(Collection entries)
============

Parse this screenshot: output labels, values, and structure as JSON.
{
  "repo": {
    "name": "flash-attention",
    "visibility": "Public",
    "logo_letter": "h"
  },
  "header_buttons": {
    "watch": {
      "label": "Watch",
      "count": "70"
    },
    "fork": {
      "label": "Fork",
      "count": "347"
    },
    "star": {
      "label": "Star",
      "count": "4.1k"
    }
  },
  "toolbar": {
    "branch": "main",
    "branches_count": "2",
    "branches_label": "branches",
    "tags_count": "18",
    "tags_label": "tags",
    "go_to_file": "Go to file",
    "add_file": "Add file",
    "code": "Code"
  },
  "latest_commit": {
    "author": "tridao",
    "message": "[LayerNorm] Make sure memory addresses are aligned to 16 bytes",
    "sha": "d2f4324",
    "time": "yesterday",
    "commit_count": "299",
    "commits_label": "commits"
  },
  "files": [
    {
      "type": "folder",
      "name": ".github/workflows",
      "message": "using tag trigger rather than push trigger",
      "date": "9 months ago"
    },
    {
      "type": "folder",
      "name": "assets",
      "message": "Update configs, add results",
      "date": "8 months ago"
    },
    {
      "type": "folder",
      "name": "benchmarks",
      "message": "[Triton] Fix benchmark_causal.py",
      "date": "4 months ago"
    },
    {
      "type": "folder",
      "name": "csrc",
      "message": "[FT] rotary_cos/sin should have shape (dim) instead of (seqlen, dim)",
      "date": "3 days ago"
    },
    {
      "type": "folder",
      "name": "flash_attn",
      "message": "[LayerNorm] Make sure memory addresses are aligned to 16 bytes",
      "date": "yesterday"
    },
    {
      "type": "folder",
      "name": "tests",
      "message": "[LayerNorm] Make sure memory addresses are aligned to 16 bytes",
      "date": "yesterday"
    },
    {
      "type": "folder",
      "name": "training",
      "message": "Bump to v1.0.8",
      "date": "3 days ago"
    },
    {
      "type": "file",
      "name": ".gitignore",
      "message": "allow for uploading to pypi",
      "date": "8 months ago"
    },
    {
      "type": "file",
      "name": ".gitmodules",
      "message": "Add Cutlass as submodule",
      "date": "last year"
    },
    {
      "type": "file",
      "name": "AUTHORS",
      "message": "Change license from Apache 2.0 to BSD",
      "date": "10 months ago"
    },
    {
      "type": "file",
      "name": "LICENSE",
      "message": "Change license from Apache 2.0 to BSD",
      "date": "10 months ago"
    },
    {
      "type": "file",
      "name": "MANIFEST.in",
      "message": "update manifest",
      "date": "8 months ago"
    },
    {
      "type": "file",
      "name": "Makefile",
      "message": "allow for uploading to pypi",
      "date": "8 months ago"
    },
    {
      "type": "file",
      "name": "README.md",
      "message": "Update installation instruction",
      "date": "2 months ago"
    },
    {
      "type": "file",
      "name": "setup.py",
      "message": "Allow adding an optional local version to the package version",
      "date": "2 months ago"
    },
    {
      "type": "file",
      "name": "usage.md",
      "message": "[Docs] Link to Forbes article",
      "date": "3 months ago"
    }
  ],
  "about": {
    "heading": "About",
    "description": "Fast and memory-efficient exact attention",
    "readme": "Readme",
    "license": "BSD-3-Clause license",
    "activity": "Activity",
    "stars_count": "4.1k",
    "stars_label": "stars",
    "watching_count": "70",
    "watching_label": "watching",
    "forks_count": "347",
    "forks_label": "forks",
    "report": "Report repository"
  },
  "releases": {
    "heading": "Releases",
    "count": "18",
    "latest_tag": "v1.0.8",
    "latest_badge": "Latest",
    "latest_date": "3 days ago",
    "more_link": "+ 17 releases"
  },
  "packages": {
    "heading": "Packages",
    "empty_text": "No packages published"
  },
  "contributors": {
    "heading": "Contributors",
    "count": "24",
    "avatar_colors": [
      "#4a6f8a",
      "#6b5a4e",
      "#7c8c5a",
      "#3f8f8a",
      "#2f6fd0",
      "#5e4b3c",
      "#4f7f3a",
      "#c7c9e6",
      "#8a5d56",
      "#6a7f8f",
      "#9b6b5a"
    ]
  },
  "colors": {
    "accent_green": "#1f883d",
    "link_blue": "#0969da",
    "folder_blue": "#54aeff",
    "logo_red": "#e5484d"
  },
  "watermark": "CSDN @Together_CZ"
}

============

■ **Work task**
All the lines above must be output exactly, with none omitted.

■ **Written response**
Parse this screenshot: output labels, values, and structure as JSON.
{
  "repo": {
    "name": "flash-attention",
    "visibility": "Public",
    "logo_letter": "h"
  },
  "header_buttons": {
    "watch": {
      "label": "Watch",
      "count": "70"
    },
    "fork": {
      "label": "Fork",
      "count": "347"
    },
    "star": {
      "label": "Star",
      "count": "4.1k"
    }
  },
  "toolbar": {
    "branch": "main",
    "branches_count": "2",
    "branches_label": "branches",
    "tags_count": "18",
    "tags_label": "tags",
    "go_to_file": "Go to file",
    "add_file": "Add file",
    "code": "Code"
  },
  "latest_commit": {
    "author": "tridao",
    "message": "[LayerNorm] Make sure memory addresses are aligned to 16 bytes",
    "sha": "d2f4324",
    "time": "yesterday",
    "commit_count": "299",
    "commits_label": "commits"
  },
  "files": [
    {
      "type": "folder",
      "name": ".github/workflows",
      "message": "using tag trigger rather than push trigger",
      "date": "9 months ago"
    },
    {
      "type": "folder",
      "name": "assets",
      "message": "Update configs, add results",
      "date": "8 months ago"
    },
    {
      "type": "folder",
      "name": "benchmarks",
      "message": "[Triton] Fix benchmark_causal.py",
      "date": "4 months ago"
    },
    {
      "type": "folder",
      "name": "csrc",
      "message": "[FT] rotary_cos/sin should have shape (dim) instead of (seqlen, dim)",
      "date": "3 days ago"
    },
    {
      "type": "folder",
      "name": "flash_attn",
      "message": "[LayerNorm] Make sure memory addresses are aligned to 16 bytes",
      "date": "yesterday"
    },
    {
      "type": "folder",
      "name": "tests",
      "message": "[LayerNorm] Make sure memory addresses are aligned to 16 bytes",
      "date": "yesterday"
    },
    {
      "type": "folder",
      "name": "training",
      "message": "Bump to v1.0.8",
      "date": "3 days ago"
    },
    {
      "type": "file",
      "name": ".gitignore",
      "message": "allow for uploading to pypi",
      "date": "8 months ago"
    },
    {
      "type": "file",
      "name": ".gitmodules",
      "message": "Add Cutlass as submodule",
      "date": "last year"
    },
    {
      "type": "file",
      "name": "AUTHORS",
      "message": "Change license from Apache 2.0 to BSD",
      "date": "10 months ago"
    },
    {
      "type": "file",
      "name": "LICENSE",
      "message": "Change license from Apache 2.0 to BSD",
      "date": "10 months ago"
    },
    {
      "type": "file",
      "name": "MANIFEST.in",
      "message": "update manifest",
      "date": "8 months ago"
    },
    {
      "type": "file",
      "name": "Makefile",
      "message": "allow for uploading to pypi",
      "date": "8 months ago"
    },
    {
      "type": "file",
      "name": "README.md",
      "message": "Update installation instruction",
      "date": "2 months ago"
    },
    {
      "type": "file",
      "name": "setup.py",
      "message": "Allow adding an optional local version to the package version",
      "date": "2 months ago"
    },
    {
      "type": "file",
      "name": "usage.md",
      "message": "[Docs] Link to Forbes article",
      "date": "3 months ago"
    }
  ],
  "about": {
    "heading": "About",
    "description": "Fast and memory-efficient exact attention",
    "readme": "Readme",
    "license": "BSD-3-Clause license",
    "activity": "Activity",
    "stars_count": "4.1k",
    "stars_label": "stars",
    "watching_count": "70",
    "watching_label": "watching",
    "forks_count": "347",
    "forks_label": "forks",
    "report": "Report repository"
  },
  "releases": {
    "heading": "Releases",
    "count": "18",
    "latest_tag": "v1.0.8",
    "latest_badge": "Latest",
    "latest_date": "3 days ago",
    "more_link": "+ 17 releases"
  },
  "packages": {
    "heading": "Packages",
    "empty_text": "No packages published"
  },
  "contributors": {
    "heading": "Contributors",
    "count": "24",
    "avatar_colors": [
      "#4a6f8a",
      "#6b5a4e",
      "#7c8c5a",
      "#3f8f8a",
      "#2f6fd0",
      "#5e4b3c",
      "#4f7f3a",
      "#c7c9e6",
      "#8a5d56",
      "#6a7f8f",
      "#9b6b5a"
    ]
  },
  "colors": {
    "accent_green": "#1f883d",
    "link_blue": "#0969da",
    "folder_blue": "#54aeff",
    "logo_red": "#e5484d"
  },
  "watermark": "CSDN @Together_CZ"
}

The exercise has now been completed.